- Wall Street Exhales as Volcker Rule Seen Sparing Market-Making (Bloomberg)
- GM to End Manufacturing Down Under, Citing Costs (WSJ)
- U.S. budget deal could usher in new era of cooperation (Reuters)
- Ukraine Police Back Off After Failing to Stop Protest (WSJ)
- First Walmart, now Costco misses (AP)
- Dan Fuss Joins Bill Gross Shunning Long-Term Debt Before Taper (BBG)
- China New Yuan Loans Higher Than Expected (WSJ)
- China bitcoin arbitrage ends as traders work around capital controls (Reuters)
- Blackstone’s Hilton Joins Ranks of Biggest Deal Paydays (BBG)
One of the most successful con jobs in the history of the world has been the concept of unbacked paper currency… or fiat money. Over the last 100-years or so, governments have been able to convince people that their pieces of paper, backed by nothing but promises, actually have ‘value’. This seems truly bizarre when you think about it. Governments tend to be untrusted, serial failures. Yet people readily accept their guarantees the world over. As such, it’s high time for creative, thinking people to consider their options and start trading their pieces of paper for something of value.
Much noise has been made about David Einhorn's presentation of "more than a hundred" pages on St. Joe at the Value Investor Conference from earlier this week. What few however seem to know, is that this is merely round two in what is at least a three year ongoing vendetta between the Greenlighter and the Florida real estate company. On May 23, 2007 Einhorn gave what is essentially an identical presentation to the Ira Sohn conference held at the Lincoln Center. In other words, to say that this is a new idea for the hedge fund manager is certainly a stretch. Below are the full notes that Einhorn presented back then. Contrast these to today (you can read the full presentation at Market Folly). In essence the only thing that has changed is the price target: in 2007 Einhorn saw a fair value of JOE of $15, when the stock was $53. This time, when the stock was $25, he values it anywhere between $0 and $10. Could he eventually be proven right? Who knows: after all that's why he gets paid the big bucks, and has had some great calls in the past. However, his long matched calls at the 2007 Ira Sohn conference are certainly not among them. At the time, Einhorn was a fan of Helix Energy Solutions (HLX), back when the stock was $40, and now is $10, and Natixis (KN.FP) which was €13 and now is €4, both underperforming his short call materially in the past 3.5 years. A long HLX (or KN.fp)/short JOE pair trade has certainly cost anyone who put it on a pretty penny. So, as always, buyer beware. Just because a star hedge fund manager likes or does not like something, does not make it a slam dunk.

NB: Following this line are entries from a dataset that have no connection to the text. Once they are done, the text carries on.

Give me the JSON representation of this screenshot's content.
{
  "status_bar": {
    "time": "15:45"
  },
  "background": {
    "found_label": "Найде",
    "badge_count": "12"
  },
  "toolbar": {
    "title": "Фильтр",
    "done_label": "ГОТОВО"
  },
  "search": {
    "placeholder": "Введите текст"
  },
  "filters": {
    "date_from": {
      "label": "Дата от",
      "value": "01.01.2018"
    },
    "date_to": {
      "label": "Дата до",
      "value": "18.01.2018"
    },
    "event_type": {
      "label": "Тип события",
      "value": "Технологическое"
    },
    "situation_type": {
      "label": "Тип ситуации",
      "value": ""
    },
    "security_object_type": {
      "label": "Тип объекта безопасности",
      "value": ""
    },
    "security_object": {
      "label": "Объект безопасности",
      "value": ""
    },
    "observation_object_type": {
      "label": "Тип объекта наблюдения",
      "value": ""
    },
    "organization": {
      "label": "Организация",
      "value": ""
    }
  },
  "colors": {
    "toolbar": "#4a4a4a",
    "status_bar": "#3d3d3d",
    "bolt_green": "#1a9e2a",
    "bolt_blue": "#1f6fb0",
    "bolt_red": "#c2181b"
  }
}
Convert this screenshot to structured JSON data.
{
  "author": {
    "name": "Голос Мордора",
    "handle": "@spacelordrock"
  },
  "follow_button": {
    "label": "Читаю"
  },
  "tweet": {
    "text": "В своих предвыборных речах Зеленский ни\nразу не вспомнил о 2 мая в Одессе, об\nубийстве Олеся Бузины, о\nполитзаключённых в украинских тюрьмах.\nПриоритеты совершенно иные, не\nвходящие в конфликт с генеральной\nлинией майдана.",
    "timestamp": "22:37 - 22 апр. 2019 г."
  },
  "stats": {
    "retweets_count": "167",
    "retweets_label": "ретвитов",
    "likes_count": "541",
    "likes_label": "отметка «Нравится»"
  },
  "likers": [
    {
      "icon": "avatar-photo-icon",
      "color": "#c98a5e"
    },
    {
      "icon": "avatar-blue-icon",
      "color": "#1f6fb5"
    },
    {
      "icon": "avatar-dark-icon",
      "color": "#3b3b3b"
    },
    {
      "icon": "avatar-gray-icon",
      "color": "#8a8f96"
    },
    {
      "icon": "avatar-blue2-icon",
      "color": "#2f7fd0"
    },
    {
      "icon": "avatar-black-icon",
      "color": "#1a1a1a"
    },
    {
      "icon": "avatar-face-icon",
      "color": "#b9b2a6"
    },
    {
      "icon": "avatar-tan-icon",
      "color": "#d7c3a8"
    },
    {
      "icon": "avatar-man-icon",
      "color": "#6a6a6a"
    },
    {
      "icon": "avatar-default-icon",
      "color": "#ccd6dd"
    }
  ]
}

The key indices punched up to new highs in a last hour low volume breakout. The move was partly inspired by currency moves once again. But another aspect was the self-fulfilling nature of a breakout to new highs. The key flaw was that, once again, the up-move came on light volume. To the bulls’ credit the “rally” continued right to the bell despite the “market on close” orders being heavily weighted to the sell side. The morning saw somewhat confused trading. After churning sideways for thirty minutes, stocks jumped up after the 10:00 release of existing home re-sales. Though the sales were down, the initial reaction seemed to be – “That’s not so bad”. That feeling lasted about an hour. Then it morphed into its opposite – “That’s not so good either”. It was kind of like the two guys in the balcony on the Muppets. At any rate, the big move came only in the final hour, as previously noted. Part currency. Part technical. No volume. - Art Cashin
Garrison Satch walked through the lobby of the old 23 Building on Wall Street and winked at the receptionist. Fannie was wearing red that day and was quick to return a faux-demure smile. However, his thoughts quickly turned to VeRA–not a woman, but a secret initiative launched by the owners of the Building and the New York Stock Exchange. VeRA had her own underground facility that was accessible from both the 23 Building and the NYSE at 11 Broad Street. She also had a street entrance, but...
After providing several hundred billion in second liens and other subordinated tranches to some of the worst companies in existence over the past 5 years, a result of a complete lack of investing discipline which nearly brought parent General Electic down, GE Capital Corp. is back in the game, and this time it plans to win it.